Regime Change in Libya Could Undermine U.S. Diplomatic Leverage
(Pictured: Tomahawk missile launched at Gaddafi's forces.)
“Broadening our military mission to include regime change would be a mistake,” said President Obama on Monday, addressing the National Defense University in Washington, DC. Instead of a policy of regime change, the United State will stick to “the task that I assigned our forces – to protect the Libyan people from immediate danger.”
That is all well and good, except that the immediate danger is the rule of Muammar Gaddafi (“Gaddafi has not yet stepped down from power, and until he does, Libya will remain dangerous”) and the means by which we are we protecting the Libyan people are military attacks against Gaddafi’s forces (“We struck regime forces approaching Benghazi to save that city and the people within it. We hit Gaddafi’s troops in neighboring Ajdabiya, allowing the opposition to drive them out. We hit Gaddafi’s air defenses, which paved the way for a no-fly zone. We targeted tanks and military assets that had been choking off towns and cities, and we cut off much of their source of supply”).
So, what we’re not doing is regime change. What we are doing is making war on Qaddafi’s forces until he has been deposed from power. I leave it to the good judgment of the reader whether these are distinct concepts.
There’s nothing new in presidents lying about military missions to make them more palatable to the voting public, so Obama’s characterization of the Libyan action is not of paramount importance or even interest. But the fact of regime change really is, and it carries damaging implications for American diplomatic prospects in Iran and other countries going forward.
The problem is this: if Gaddafi can relinquish his weapons program and stop supporting international terrorism and still be targeted for regime change, no other country has any incentive to do either of those things. The mission in Libya is a rod that the State Department has crafted for its own back.

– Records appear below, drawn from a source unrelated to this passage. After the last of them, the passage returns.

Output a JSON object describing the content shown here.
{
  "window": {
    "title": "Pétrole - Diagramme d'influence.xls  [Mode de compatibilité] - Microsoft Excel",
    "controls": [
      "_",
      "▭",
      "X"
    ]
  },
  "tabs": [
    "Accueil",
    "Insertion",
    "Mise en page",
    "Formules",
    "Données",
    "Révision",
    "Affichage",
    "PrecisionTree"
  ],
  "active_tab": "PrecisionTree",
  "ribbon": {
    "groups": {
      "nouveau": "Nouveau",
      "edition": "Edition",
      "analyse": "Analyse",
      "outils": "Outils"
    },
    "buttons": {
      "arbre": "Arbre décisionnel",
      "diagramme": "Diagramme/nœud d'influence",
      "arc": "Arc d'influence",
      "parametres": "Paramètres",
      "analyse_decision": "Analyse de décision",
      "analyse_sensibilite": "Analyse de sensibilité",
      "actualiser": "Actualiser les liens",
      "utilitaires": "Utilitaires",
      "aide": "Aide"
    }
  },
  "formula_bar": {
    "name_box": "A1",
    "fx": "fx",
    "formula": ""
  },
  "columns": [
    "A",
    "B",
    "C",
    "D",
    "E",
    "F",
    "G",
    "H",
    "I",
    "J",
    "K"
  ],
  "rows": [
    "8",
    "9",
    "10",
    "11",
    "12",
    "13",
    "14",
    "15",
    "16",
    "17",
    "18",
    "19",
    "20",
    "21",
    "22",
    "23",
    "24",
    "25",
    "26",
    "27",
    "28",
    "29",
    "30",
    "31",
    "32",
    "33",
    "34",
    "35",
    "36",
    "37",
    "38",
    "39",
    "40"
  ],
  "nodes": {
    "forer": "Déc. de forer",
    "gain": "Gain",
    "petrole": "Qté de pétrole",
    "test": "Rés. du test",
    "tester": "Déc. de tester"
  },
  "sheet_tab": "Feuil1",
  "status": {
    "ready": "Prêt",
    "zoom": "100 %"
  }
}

“The oldest test in diplomacy is simply this,” Christopher Hitchens puts it, “Who are your friends? Who are your enemies? Do they know that they are? And is it more dangerous to be your friend than your enemy or is it more dangerous to be your enemy than your friend? Are your enemies apprehensive? Are your friends rewarded?”
Well, no one crowed more loudly than Hitchens himself when, apparently out of Iraq-inspired fear of US invasion, Gaddafi surrendered his illegal weapons. And the negotiators who spearheaded the effort to extract contrition from Gaddafi over Lockerbie were furnished with no small amount of hagiography. And yet, neither of these efforts disqualified Gaddafi as a recipient of violent deposition.

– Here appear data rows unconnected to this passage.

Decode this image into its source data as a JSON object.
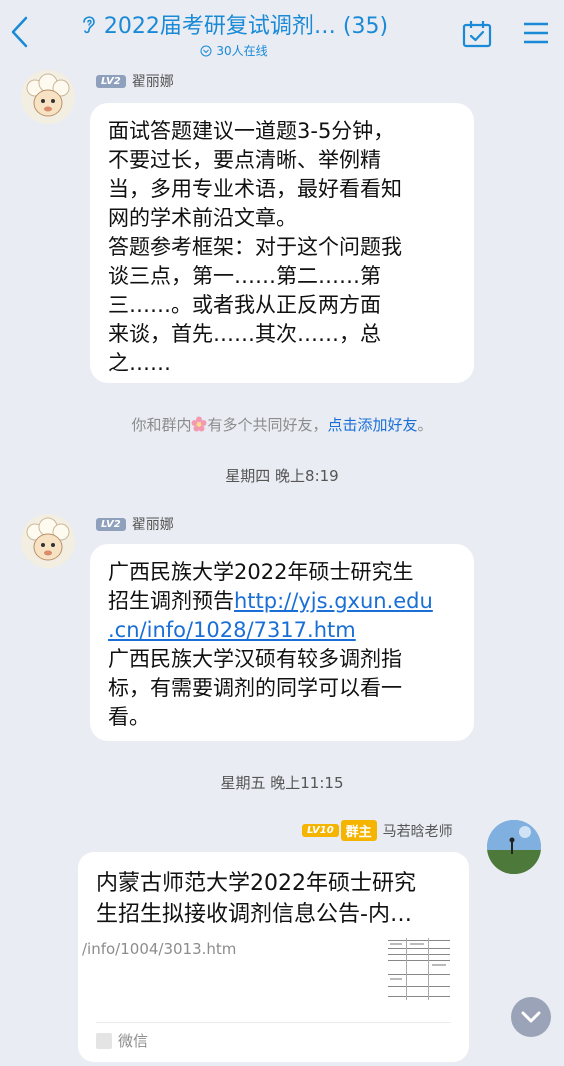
{
  "header": {
    "title": "2022届考研复试调剂… (35)",
    "online": "30人在线"
  },
  "messages": [
    {
      "level": "LV2",
      "name": "翟丽娜",
      "lines": [
        "面试答题建议一道题3-5分钟，",
        "不要过长，要点清晰、举例精",
        "当，多用专业术语，最好看看知",
        "网的学术前沿文章。",
        "答题参考框架：对于这个问题我",
        "谈三点，第一……第二……第",
        "三……。或者我从正反两方面",
        "来谈，首先……其次……，总",
        "之……"
      ]
    },
    {
      "level": "LV2",
      "name": "翟丽娜",
      "line1": "广西民族大学2022年硕士研究生",
      "line2_text": "招生调剂预告",
      "line2_link": "http://yjs.gxun.edu",
      "line3_link": ".cn/info/1028/7317.htm",
      "line4": "广西民族大学汉硕有较多调剂指",
      "line5": "标，有需要调剂的同学可以看一",
      "line6": "看。"
    }
  ],
  "system": {
    "text_before": "你和群内",
    "text_after": "有多个共同好友，",
    "link": "点击添加好友",
    "period": "。"
  },
  "times": [
    "星期四 晚上8:19",
    "星期五 晚上11:15"
  ],
  "owner_message": {
    "level": "LV10",
    "role": "群主",
    "name": "马若晗老师",
    "card": {
      "title_lines": [
        "内蒙古师范大学2022年硕士研究",
        "生招生拟接收调剂信息公告-内…"
      ],
      "url": "/info/1004/3013.htm",
      "source": "微信"
    }
  },
  "colors": {
    "accent": "#1a8ad6",
    "link": "#1a6fd6",
    "background": "#e9ecf3",
    "owner_badge": "#f4b400"
  }
}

Hitchens, in accusing Ahmadinejad’s Iran of “staking what looks like its entire credibility on negating the concept of non-proliferation,” notes that Iran’s weapons program “must mean a lot to them because they could certainly get a great deal of aid, acceptance, trade, prosperity, stability, if they would give up the idea of their own nuclear device.”
He makes a similar point on Iran’s proxy party in Gaza, Hamas, which retains as part of its manifesto the discredited piece of fascist propaganda, The Protocols of the Elders of Zion. Hitchens recommends we demand that Hamas abandon this: “You can say, ‘Will you do that or won’t you? Because if you won’t, it must mean a lot to you, given what you could get by repudiating it.’”

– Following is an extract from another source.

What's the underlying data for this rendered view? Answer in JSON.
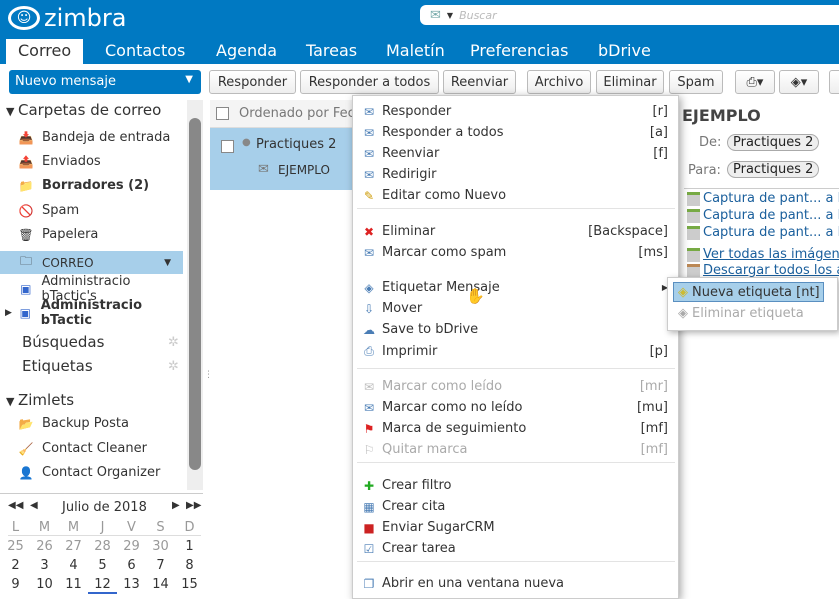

Well, in order for these overtures to carry any weight at all, the U.S. has to ensure that rogue and unsavory parties willing to change course really do stand to gain. The bombs falling on Libya today argue to the contrary.
Samantha Power and Paul Wolfowitz and their ilk will tell us that Libya’s about-face on weapons and terrorism were good for what they were and produced a certain ease of tensions with the US, but Gaddafi’s brutality against the Libyan revolutionaries demanded a response like the inspiringly-named Operation Odyssey Dawn. (Wait: did I just lump liberal interventionists in with neocons? Yes.)
But it is not as though Gaddafi engineered a violent crackdown on peaceful protestors (which is happening in U.S.-backed Bahrain and Yemen, not apparently to Ms. Powers and Mr. Wolfowitz’s consternation); the protestors in Libya were tribal rebels, amassing guns to go and kill Gaddafi and his cohorts. As splendid as it would have been if they’d succeeded (the more painful, the more splendid), there is no meaningful charge that Gaddafi’s response to the looming revolution should have been non-violent, and no reasonable person could have expected as much.
These optics are bad for the US. It looks as though America has had it in for Gaddafi all along, and no action of his could have had any effect. Even if the optics are deceptive, it’s perception that matters when our diplomats sit down opposite hostile powers elsewhere in the world, not least in Tehran.
Or does Obama think we’ve exhausted diplomacy with Iran?
J.A. Myerson, Executive Editor of the Busy Signal, is the Artistic Director of Full of Noises and a teaching artist with Urban Arts Partnership. He writes primarily on American Politics and Human Rights. Follow him on Twitter.